**Record set:**

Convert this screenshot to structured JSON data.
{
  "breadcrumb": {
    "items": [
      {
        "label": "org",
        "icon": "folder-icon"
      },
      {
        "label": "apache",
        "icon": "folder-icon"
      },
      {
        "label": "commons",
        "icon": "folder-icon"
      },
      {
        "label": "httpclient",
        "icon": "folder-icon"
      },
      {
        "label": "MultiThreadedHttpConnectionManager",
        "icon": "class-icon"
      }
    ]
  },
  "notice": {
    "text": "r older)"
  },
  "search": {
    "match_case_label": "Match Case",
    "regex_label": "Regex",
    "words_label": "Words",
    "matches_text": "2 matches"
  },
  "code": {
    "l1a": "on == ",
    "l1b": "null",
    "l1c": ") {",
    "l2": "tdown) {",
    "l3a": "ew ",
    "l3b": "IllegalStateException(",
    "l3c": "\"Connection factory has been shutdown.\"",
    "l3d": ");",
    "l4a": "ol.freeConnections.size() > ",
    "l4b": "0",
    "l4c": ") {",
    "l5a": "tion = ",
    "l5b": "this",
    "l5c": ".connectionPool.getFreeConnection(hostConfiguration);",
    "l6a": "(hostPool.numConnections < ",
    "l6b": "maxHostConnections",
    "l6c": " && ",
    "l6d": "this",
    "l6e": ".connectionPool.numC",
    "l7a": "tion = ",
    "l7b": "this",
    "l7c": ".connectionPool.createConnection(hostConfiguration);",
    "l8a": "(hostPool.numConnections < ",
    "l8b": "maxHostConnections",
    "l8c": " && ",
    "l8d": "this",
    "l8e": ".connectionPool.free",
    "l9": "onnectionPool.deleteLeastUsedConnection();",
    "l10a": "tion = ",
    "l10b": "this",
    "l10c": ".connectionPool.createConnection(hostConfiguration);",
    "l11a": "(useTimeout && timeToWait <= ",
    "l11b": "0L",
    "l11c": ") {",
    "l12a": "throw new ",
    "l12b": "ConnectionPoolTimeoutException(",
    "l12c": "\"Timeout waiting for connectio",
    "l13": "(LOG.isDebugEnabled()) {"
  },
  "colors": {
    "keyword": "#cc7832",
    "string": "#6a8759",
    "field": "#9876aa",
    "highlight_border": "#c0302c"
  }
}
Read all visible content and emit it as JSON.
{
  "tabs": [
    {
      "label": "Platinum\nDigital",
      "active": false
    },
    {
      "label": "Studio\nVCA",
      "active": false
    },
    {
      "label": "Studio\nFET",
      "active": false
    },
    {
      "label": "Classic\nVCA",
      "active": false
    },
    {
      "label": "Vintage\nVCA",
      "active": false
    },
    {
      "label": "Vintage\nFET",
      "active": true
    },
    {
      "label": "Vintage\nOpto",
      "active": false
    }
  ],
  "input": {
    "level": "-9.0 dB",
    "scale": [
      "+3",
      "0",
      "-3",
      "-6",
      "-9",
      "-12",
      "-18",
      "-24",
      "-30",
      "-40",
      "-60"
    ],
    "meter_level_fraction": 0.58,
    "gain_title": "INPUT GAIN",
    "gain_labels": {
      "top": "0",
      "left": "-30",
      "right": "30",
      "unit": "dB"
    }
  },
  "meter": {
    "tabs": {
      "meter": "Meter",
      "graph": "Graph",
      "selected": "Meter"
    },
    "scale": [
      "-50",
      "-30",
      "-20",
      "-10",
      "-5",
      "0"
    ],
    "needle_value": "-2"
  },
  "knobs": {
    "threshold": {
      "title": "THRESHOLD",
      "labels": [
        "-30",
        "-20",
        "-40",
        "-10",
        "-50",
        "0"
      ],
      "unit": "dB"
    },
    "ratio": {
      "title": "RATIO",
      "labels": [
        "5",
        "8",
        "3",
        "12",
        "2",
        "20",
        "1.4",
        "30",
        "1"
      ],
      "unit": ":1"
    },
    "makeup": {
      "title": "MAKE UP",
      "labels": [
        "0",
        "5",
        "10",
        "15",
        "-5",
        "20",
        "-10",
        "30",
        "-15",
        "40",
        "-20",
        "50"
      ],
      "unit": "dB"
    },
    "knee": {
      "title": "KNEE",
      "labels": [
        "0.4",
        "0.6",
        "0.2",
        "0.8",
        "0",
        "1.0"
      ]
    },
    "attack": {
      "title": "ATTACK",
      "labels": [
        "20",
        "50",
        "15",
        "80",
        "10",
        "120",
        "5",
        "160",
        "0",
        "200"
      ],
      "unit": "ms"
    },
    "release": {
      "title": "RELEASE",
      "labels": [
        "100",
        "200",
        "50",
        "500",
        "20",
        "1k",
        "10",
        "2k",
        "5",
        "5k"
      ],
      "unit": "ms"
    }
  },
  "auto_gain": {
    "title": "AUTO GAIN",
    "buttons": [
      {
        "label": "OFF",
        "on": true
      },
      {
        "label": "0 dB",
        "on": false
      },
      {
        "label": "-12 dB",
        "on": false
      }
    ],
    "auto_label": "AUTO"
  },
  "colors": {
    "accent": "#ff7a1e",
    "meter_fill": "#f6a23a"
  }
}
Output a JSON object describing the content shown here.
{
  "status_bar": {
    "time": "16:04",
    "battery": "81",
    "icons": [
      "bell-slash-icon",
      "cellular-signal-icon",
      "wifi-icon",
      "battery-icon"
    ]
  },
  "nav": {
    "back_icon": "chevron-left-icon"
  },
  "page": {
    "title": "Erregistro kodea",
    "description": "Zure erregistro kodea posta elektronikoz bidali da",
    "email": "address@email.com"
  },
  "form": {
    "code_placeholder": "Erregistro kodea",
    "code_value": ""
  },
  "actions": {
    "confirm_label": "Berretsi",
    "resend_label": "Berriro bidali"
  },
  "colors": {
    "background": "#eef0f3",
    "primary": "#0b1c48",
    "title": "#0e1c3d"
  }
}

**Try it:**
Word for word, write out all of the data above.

**Response to the task:**
Convert this screenshot to structured JSON data.
{
  "breadcrumb": {
    "items": [
      {
        "label": "org",
        "icon": "folder-icon"
      },
      {
        "label": "apache",
        "icon": "folder-icon"
      },
      {
        "label": "commons",
        "icon": "folder-icon"
      },
      {
        "label": "httpclient",
        "icon": "folder-icon"
      },
      {
        "label": "MultiThreadedHttpConnectionManager",
        "icon": "class-icon"
      }
    ]
  },
  "notice": {
    "text": "r older)"
  },
  "search": {
    "match_case_label": "Match Case",
    "regex_label": "Regex",
    "words_label": "Words",
    "matches_text": "2 matches"
  },
  "code": {
    "l1a": "on == ",
    "l1b": "null",
    "l1c": ") {",
    "l2": "tdown) {",
    "l3a": "ew ",
    "l3b": "IllegalStateException(",
    "l3c": "\"Connection factory has been shutdown.\"",
    "l3d": ");",
    "l4a": "ol.freeConnections.size() > ",
    "l4b": "0",
    "l4c": ") {",
    "l5a": "tion = ",
    "l5b": "this",
    "l5c": ".connectionPool.getFreeConnection(hostConfiguration);",
    "l6a": "(hostPool.numConnections < ",
    "l6b": "maxHostConnections",
    "l6c": " && ",
    "l6d": "this",
    "l6e": ".connectionPool.numC",
    "l7a": "tion = ",
    "l7b": "this",
    "l7c": ".connectionPool.createConnection(hostConfiguration);",
    "l8a": "(hostPool.numConnections < ",
    "l8b": "maxHostConnections",
    "l8c": " && ",
    "l8d": "this",
    "l8e": ".connectionPool.free",
    "l9": "onnectionPool.deleteLeastUsedConnection();",
    "l10a": "tion = ",
    "l10b": "this",
    "l10c": ".connectionPool.createConnection(hostConfiguration);",
    "l11a": "(useTimeout && timeToWait <= ",
    "l11b": "0L",
    "l11c": ") {",
    "l12a": "throw new ",
    "l12b": "ConnectionPoolTimeoutException(",
    "l12c": "\"Timeout waiting for connectio",
    "l13": "(LOG.isDebugEnabled()) {"
  },
  "colors": {
    "keyword": "#cc7832",
    "string": "#6a8759",
    "field": "#9876aa",
    "highlight_border": "#c0302c"
  }
}
Read all visible content and emit it as JSON.
{
  "tabs": [
    {
      "label": "Platinum\nDigital",
      "active": false
    },
    {
      "label": "Studio\nVCA",
      "active": false
    },
    {
      "label": "Studio\nFET",
      "active": false
    },
    {
      "label": "Classic\nVCA",
      "active": false
    },
    {
      "label": "Vintage\nVCA",
      "active": false
    },
    {
      "label": "Vintage\nFET",
      "active": true
    },
    {
      "label": "Vintage\nOpto",
      "active": false
    }
  ],
  "input": {
    "level": "-9.0 dB",
    "scale": [
      "+3",
      "0",
      "-3",
      "-6",
      "-9",
      "-12",
      "-18",
      "-24",
      "-30",
      "-40",
      "-60"
    ],
    "meter_level_fraction": 0.58,
    "gain_title": "INPUT GAIN",
    "gain_labels": {
      "top": "0",
      "left": "-30",
      "right": "30",
      "unit": "dB"
    }
  },
  "meter": {
    "tabs": {
      "meter": "Meter",
      "graph": "Graph",
      "selected": "Meter"
    },
    "scale": [
      "-50",
      "-30",
      "-20",
      "-10",
      "-5",
      "0"
    ],
    "needle_value": "-2"
  },
  "knobs": {
    "threshold": {
      "title": "THRESHOLD",
      "labels": [
        "-30",
        "-20",
        "-40",
        "-10",
        "-50",
        "0"
      ],
      "unit": "dB"
    },
    "ratio": {
      "title": "RATIO",
      "labels": [
        "5",
        "8",
        "3",
        "12",
        "2",
        "20",
        "1.4",
        "30",
        "1"
      ],
      "unit": ":1"
    },
    "makeup": {
      "title": "MAKE UP",
      "labels": [
        "0",
        "5",
        "10",
        "15",
        "-5",
        "20",
        "-10",
        "30",
        "-15",
        "40",
        "-20",
        "50"
      ],
      "unit": "dB"
    },
    "knee": {
      "title": "KNEE",
      "labels": [
        "0.4",
        "0.6",
        "0.2",
        "0.8",
        "0",
        "1.0"
      ]
    },
    "attack": {
      "title": "ATTACK",
      "labels": [
        "20",
        "50",
        "15",
        "80",
        "10",
        "120",
        "5",
        "160",
        "0",
        "200"
      ],
      "unit": "ms"
    },
    "release": {
      "title": "RELEASE",
      "labels": [
        "100",
        "200",
        "50",
        "500",
        "20",
        "1k",
        "10",
        "2k",
        "5",
        "5k"
      ],
      "unit": "ms"
    }
  },
  "auto_gain": {
    "title": "AUTO GAIN",
    "buttons": [
      {
        "label": "OFF",
        "on": true
      },
      {
        "label": "0 dB",
        "on": false
      },
      {
        "label": "-12 dB",
        "on": false
      }
    ],
    "auto_label": "AUTO"
  },
  "colors": {
    "accent": "#ff7a1e",
    "meter_fill": "#f6a23a"
  }
}
Output a JSON object describing the content shown here.
{
  "status_bar": {
    "time": "16:04",
    "battery": "81",
    "icons": [
      "bell-slash-icon",
      "cellular-signal-icon",
      "wifi-icon",
      "battery-icon"
    ]
  },
  "nav": {
    "back_icon": "chevron-left-icon"
  },
  "page": {
    "title": "Erregistro kodea",
    "description": "Zure erregistro kodea posta elektronikoz bidali da",
    "email": "address@email.com"
  },
  "form": {
    "code_placeholder": "Erregistro kodea",
    "code_value": ""
  },
  "actions": {
    "confirm_label": "Berretsi",
    "resend_label": "Berriro bidali"
  },
  "colors": {
    "background": "#eef0f3",
    "primary": "#0b1c48",
    "title": "#0e1c3d"
  }
}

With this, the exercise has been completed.